In previous columns, I have talked about the joys of using granular-based iPad apps, such as iDensity and Borderlands. But what does it mean to do granular processing? And what are the options for guitarists who have not yet been bitten by the iPad bug.
Granular audio refers to the process of dividing audio into very short snippets (grains) of about 1 to 50 milliseconds. At such short lengths, the snippets no longer sound like the original source, but become atmospheric or glitchy, depending on how the grains are played back. Granular effects let you manipulate those minute sections of digital audio by varying their speed, volume, direction, density, and pitch.
You can get a sense of what it is like to hear a grain by recording an audio clip of your guitar, putting it in a sampler, and then adjusting the start and end points of the sample to a tiny section of audio: It no longer sounds anything like a normal guitar.
IN THE BOX
My first experience with granular processing was with Ableton Live’s Grain Delay plug-in, an effect that can individually delay and re-pitch the grains (see Figure 1). By using the Spray parameter, you can introduce a level of randomization in the delay time, adding noise and rhythmic chaos to the sound. The size and duration of each grain is set by the Frequency parameter. These parameters are highly interactive, allowing you to create spacey pitch-delay tones, as well as unique flanging effects. I find Grain Delay especially useful for adding texture to loops.
More recently, I discovered Robert Henke’s Max4Live Granulator II, a software sampler that, as the name implies, is based on granular synthesis. It takes short crossfading sections of the source sample and allows you to modulate the pitch, position, and volume of each grain.
How is a software sampler relevant to guitarists? As discussed in my September 2017 column, the “Divided Fretboard” (available at emusician.com), you could put any audio sample into Granulator II and control it using any hardware or software product that allows your guitar to output MIDI. What I found more exciting, though, was its ability to grab live guitar audio on-the-fly through a Henke audio plug-in called GranulatorInput. Once installed on the guitar input track, hitting the plug-in’s Grab button would send guitar audio to the Granulator synth over on its MIDI track (see Figure 2).

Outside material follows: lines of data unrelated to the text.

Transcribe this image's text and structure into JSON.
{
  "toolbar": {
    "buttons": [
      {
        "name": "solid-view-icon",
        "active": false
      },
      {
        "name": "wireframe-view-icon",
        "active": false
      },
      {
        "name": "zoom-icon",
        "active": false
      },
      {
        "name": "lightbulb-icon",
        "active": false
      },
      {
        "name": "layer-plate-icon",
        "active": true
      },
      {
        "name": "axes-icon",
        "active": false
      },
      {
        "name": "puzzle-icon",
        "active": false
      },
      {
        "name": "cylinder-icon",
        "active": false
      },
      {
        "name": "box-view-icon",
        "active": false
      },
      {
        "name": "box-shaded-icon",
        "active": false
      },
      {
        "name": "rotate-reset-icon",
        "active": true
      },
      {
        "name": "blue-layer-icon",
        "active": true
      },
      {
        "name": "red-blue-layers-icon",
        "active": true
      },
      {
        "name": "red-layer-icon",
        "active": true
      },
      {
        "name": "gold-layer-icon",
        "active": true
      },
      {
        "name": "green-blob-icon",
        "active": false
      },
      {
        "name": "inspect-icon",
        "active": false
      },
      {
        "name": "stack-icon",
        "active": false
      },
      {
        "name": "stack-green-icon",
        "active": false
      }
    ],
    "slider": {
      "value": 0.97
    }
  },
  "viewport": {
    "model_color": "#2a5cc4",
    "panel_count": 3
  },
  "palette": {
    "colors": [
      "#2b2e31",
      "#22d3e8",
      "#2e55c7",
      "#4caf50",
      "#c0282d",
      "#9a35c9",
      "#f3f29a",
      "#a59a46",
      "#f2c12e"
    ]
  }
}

The real fun began when I set up a MIDI clip to control Granulator II. Whenever I triggered Grab on the audio track, whatever I was currently playing on guitar was entered into Granulator II as a sample and played by the MIDI clip. One simple effect is to run a number of MIDI notes that total the length of the clip, and then slap Live’s Arpeggiator MIDI effect in front of Granulator. Any guitar sound I grabbed was instantly turned into a granulated rhythmic pattern (see Figure 3).

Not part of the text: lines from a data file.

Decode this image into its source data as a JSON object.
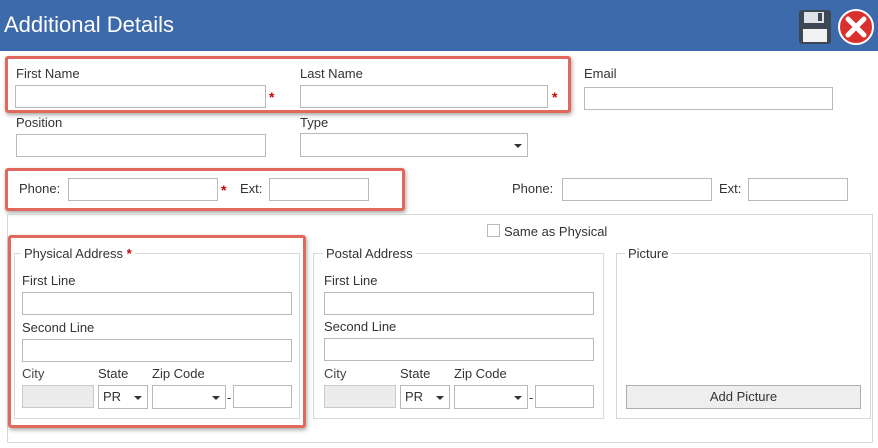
{
  "window": {
    "title": "Additional Details",
    "save_icon": "floppy-disk-icon",
    "close_icon": "red-x-circle-icon",
    "titlebar_color": "#3d6aaa",
    "highlight_color": "#e0685c",
    "required_color": "#d20000"
  },
  "contact": {
    "first_name_label": "First Name",
    "last_name_label": "Last Name",
    "email_label": "Email",
    "position_label": "Position",
    "type_label": "Type",
    "first_name_value": "",
    "last_name_value": "",
    "email_value": "",
    "position_value": "",
    "type_value": ""
  },
  "phones": {
    "phone_label": "Phone:",
    "ext_label": "Ext:",
    "phone2_label": "Phone:",
    "ext2_label": "Ext:",
    "phone_value": "",
    "ext_value": "",
    "phone2_value": "",
    "ext2_value": ""
  },
  "required_marker": "*",
  "same_as_physical": {
    "label": "Same as Physical",
    "checked": false
  },
  "physical_address": {
    "legend": "Physical Address",
    "first_line_label": "First Line",
    "second_line_label": "Second Line",
    "city_label": "City",
    "state_label": "State",
    "zip_label": "Zip Code",
    "state_value": "PR",
    "zip_separator": "-"
  },
  "postal_address": {
    "legend": "Postal Address",
    "first_line_label": "First Line",
    "second_line_label": "Second Line",
    "city_label": "City",
    "state_label": "State",
    "zip_label": "Zip Code",
    "state_value": "PR",
    "zip_separator": "-"
  },
  "picture": {
    "legend": "Picture",
    "add_button_label": "Add Picture"
  }
}
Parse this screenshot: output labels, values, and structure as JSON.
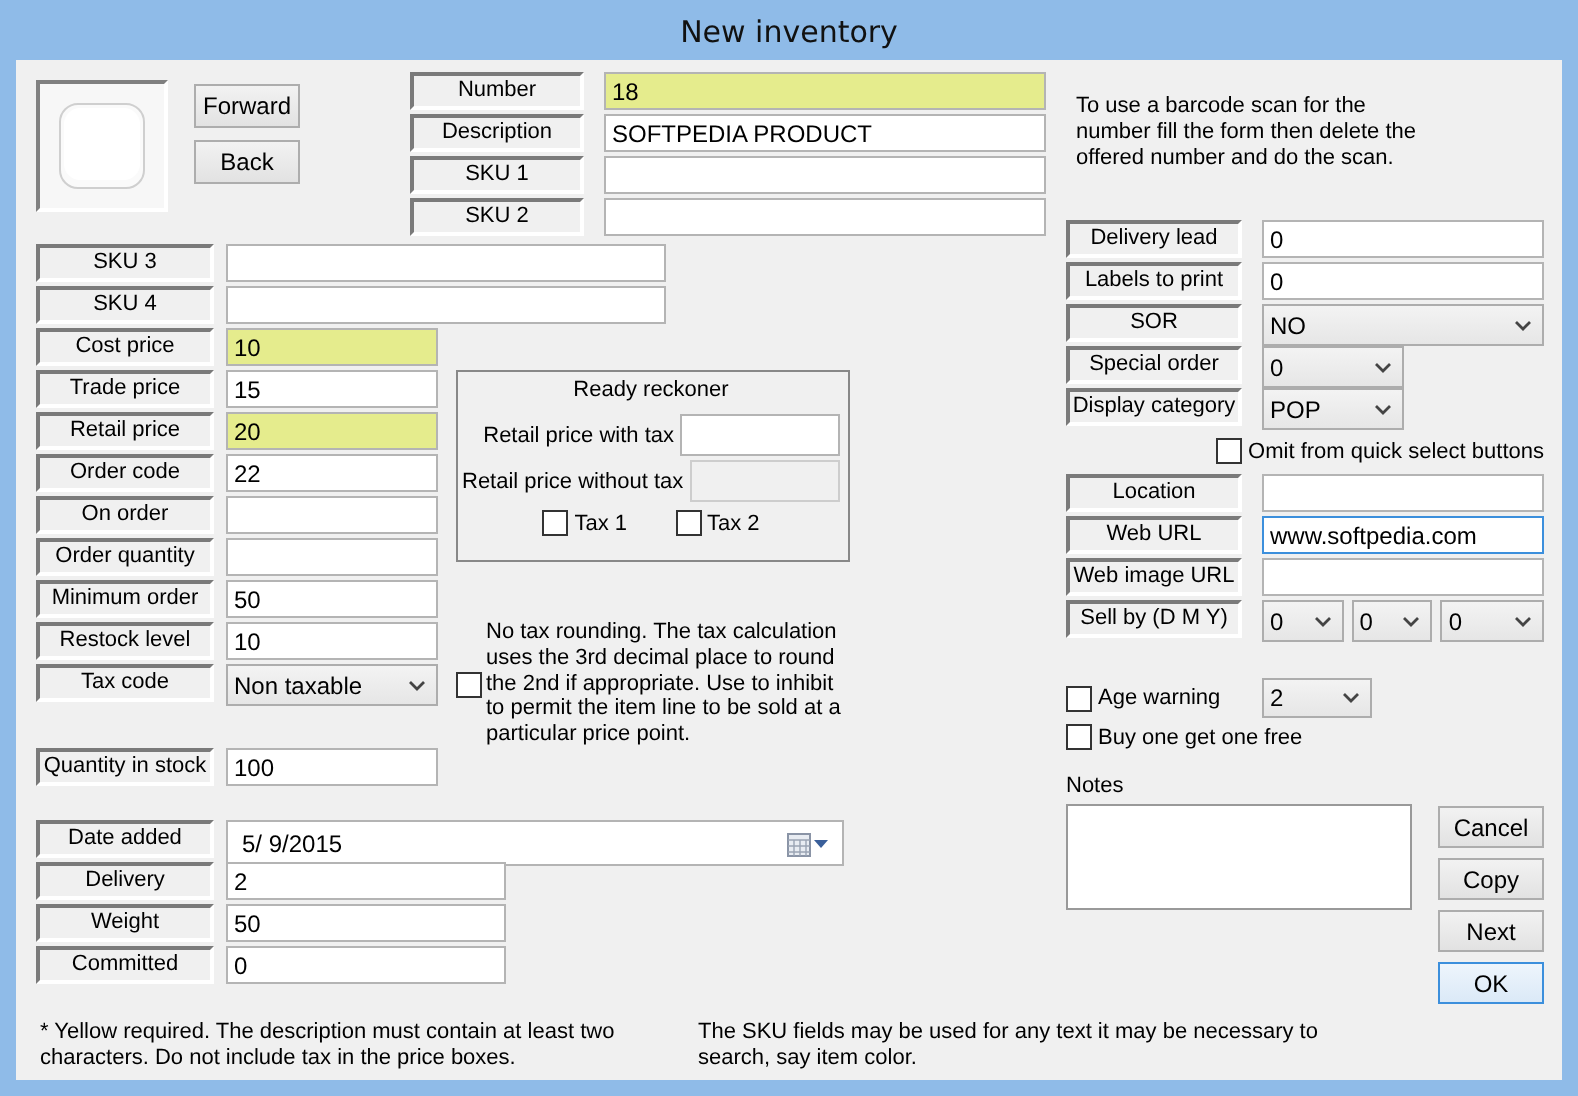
{
  "window": {
    "title": "New inventory"
  },
  "nav_buttons": [
    "Forward",
    "Back"
  ],
  "header_fields": [
    {
      "label": "Number",
      "value": "18",
      "required": true
    },
    {
      "label": "Description",
      "value": "SOFTPEDIA PRODUCT",
      "required": false
    },
    {
      "label": "SKU 1",
      "required": false
    },
    {
      "label": "SKU 2",
      "required": false
    }
  ],
  "barcode_hint": "To use a barcode scan for the number fill the form then delete the offered number and do the scan.",
  "sku_fields": [
    {
      "label": "SKU 3"
    },
    {
      "label": "SKU 4"
    }
  ],
  "price_fields": [
    {
      "label": "Cost price",
      "kind": "text",
      "value": "10",
      "required": true
    },
    {
      "label": "Trade price",
      "kind": "text",
      "value": "15",
      "required": false
    },
    {
      "label": "Retail price",
      "kind": "text",
      "value": "20",
      "required": true
    },
    {
      "label": "Order code",
      "kind": "text",
      "value": "22",
      "required": false
    },
    {
      "label": "On order",
      "kind": "text",
      "required": false
    },
    {
      "label": "Order quantity",
      "kind": "text",
      "required": false
    },
    {
      "label": "Minimum order",
      "kind": "text",
      "value": "50",
      "required": false
    },
    {
      "label": "Restock level",
      "kind": "text",
      "value": "10",
      "required": false
    },
    {
      "label": "Tax code",
      "kind": "select",
      "value": "Non taxable",
      "required": false
    }
  ],
  "ready_reckoner": {
    "title": "Ready reckoner",
    "rows": [
      {
        "label": "Retail price with tax",
        "disabled": false
      },
      {
        "label": "Retail price without tax",
        "disabled": true
      }
    ],
    "checkboxes": [
      {
        "label": "Tax 1",
        "checked": false
      },
      {
        "label": "Tax 2",
        "checked": false
      }
    ]
  },
  "no_tax_rounding": {
    "checked": false,
    "text": "No tax rounding. The tax calculation uses the 3rd decimal place to round the 2nd if appropriate. Use to inhibit to permit the item line to be sold at a particular price point."
  },
  "stock_field": {
    "label": "Quantity in stock",
    "value": "100"
  },
  "date_fields": [
    {
      "label": "Date added",
      "kind": "date",
      "value": "5/  9/2015"
    },
    {
      "label": "Delivery",
      "kind": "text",
      "value": "2"
    },
    {
      "label": "Weight",
      "kind": "text",
      "value": "50"
    },
    {
      "label": "Committed",
      "kind": "text",
      "value": "0"
    }
  ],
  "right_fields": [
    {
      "label": "Delivery lead",
      "kind": "text",
      "value": "0"
    },
    {
      "label": "Labels to print",
      "kind": "text",
      "value": "0"
    },
    {
      "label": "SOR",
      "kind": "select",
      "value": "NO"
    },
    {
      "label": "Special order",
      "kind": "miniselect",
      "value": "0"
    },
    {
      "label": "Display category",
      "kind": "miniselect",
      "value": "POP"
    }
  ],
  "omit_checkbox": {
    "label": "Omit from quick select buttons",
    "checked": false
  },
  "web_fields": [
    {
      "label": "Location",
      "focused": false
    },
    {
      "label": "Web URL",
      "value": "www.softpedia.com",
      "focused": true
    },
    {
      "label": "Web image URL",
      "focused": false
    }
  ],
  "sell_by": {
    "label": "Sell by (D M Y)",
    "values": [
      "0",
      "0",
      "0"
    ]
  },
  "age_warning": {
    "label": "Age warning",
    "checked": false,
    "value": "2"
  },
  "bogof": {
    "label": "Buy one get one free",
    "checked": false
  },
  "notes": {
    "label": "Notes"
  },
  "buttons": [
    {
      "label": "Cancel",
      "default": false
    },
    {
      "label": "Copy",
      "default": false
    },
    {
      "label": "Next",
      "default": false
    },
    {
      "label": "OK",
      "default": true
    }
  ],
  "footnotes": [
    "* Yellow required. The description must contain at least two characters. Do not include tax in the price boxes.",
    "The SKU fields may be used for any text it may be necessary to search, say item color."
  ]
}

ON THE FLOOR
For those who are hardwired for hardware, Red Panda’s Particle is a granular delay/pitch-shifting pedal that lets you adjust the grain size, delay it, and shift the pitch up or down an octave depending on the mode. It also features an auto-freeze/stutter option with an adjustable threshold.
Aside from the effects I mentioned in the July 2017 column about Glitch, the Particle is capable of a wide variety sounds that are only possible through granular processing. Delays can not only be reversed, but also can be made to go forward or backward by an adjustable percentage of the time. An effect like Particle’s random pitch-shifting mode is not for all occasions but it can be inspiring for sound design and experimental music projects.
In a world where so much DSP is harnessed for emulating vintage analog effects, granular processing revels in its digital nature. Red Panda Particle is already showing up on a significant number of pedalboards. As electronic guitar embraces its future, you will likely be hearing hardware and software granular effects like these more often.